As traffic deaths soar across the United States, pedestrian deaths are rising especially quickly.

Traffic fatalities across the country are soaring. According to the New York Times, fatal motor vehicle accidents have increased dramatically for the second year in a row, making 2016 the deadliest year on America's roads and highways in nearly a decade. The sharp increase in road deaths is partly being blamed on the recovering economy, but given that those deaths are outpacing the number of miles being traveled, most safety experts suspect distracted driving is one of the main reasons for the spike. Pedestrian deaths have gone up especially quickly, far faster than other types of traffic fatalities.

Traffic fatalities are soaring nationwide

According to the National Safety Council, traffic deaths in 2016 were likely around 40,200. That is the highest figure since 2007 when 41,000 people were killed on the nation's roads and highways. It is also the second year in a row when traffic fatalities have jumped nationwide. Last year's rise of six percent combined with the seven percent rise the year before means in the last two years traffic deaths have increased by an alarming 14 percent. That's the fastest such increase in more than half a century.

Pedestrian deaths have been rising especially quickly. As CBS News reports, the Governors Highway Safety Association estimates that close to 6,000 pedestrians were killed last year, which is an 11 percent spike from the year before. Pedestrian fatalities now account for 15 percent of all traffic fatalities, up from 11 percent in 2006.

Drivers are more distracted than ever before

Undoubtedly some of the increase in traffic fatalities is because there are simply more cars on the road than there were a decade ago. That's because the economy is improving, allowing motorists to drive more often and for longer. However, because traffic deaths are outpacing the number of miles traveled, most safety experts suspect that increased traffic alone cannot explain the spike in fatalities.

Instead, most of those safety experts point to distracted driving as the main culprit behind the increase in deaths. While distracted driving deaths are notoriously difficult to measure since drivers are often unwilling to admit they were distracted before an accident, they are certainly increasing. Smart phones have made distracted driving ubiquitous and a number of studies show that distracted driving can be just as dangerous as driving while impaired. Furthermore, supposedly "safer" hands-free devices have also been shown to be just as distracting as physically holding a smartphone.

Representation for accident victims

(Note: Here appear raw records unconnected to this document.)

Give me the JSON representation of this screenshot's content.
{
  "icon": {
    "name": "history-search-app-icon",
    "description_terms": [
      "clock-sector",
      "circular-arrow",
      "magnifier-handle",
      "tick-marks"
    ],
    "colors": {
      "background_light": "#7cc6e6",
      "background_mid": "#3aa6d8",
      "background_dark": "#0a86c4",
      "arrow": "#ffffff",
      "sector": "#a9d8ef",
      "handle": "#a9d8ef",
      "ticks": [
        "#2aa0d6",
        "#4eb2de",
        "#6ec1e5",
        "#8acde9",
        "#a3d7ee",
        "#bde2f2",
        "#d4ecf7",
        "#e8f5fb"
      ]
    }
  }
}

As the roads become more dangerous for both drivers and pedestrians, it is important for anybody who has been hurt in an accident to reach out to an experienced personal injury attorney for help. An attorney can represent clients as they pursue whatever financial claims they may be entitled to, especially in cases where the accident may have been the result of another driver's carelessness or recklessness.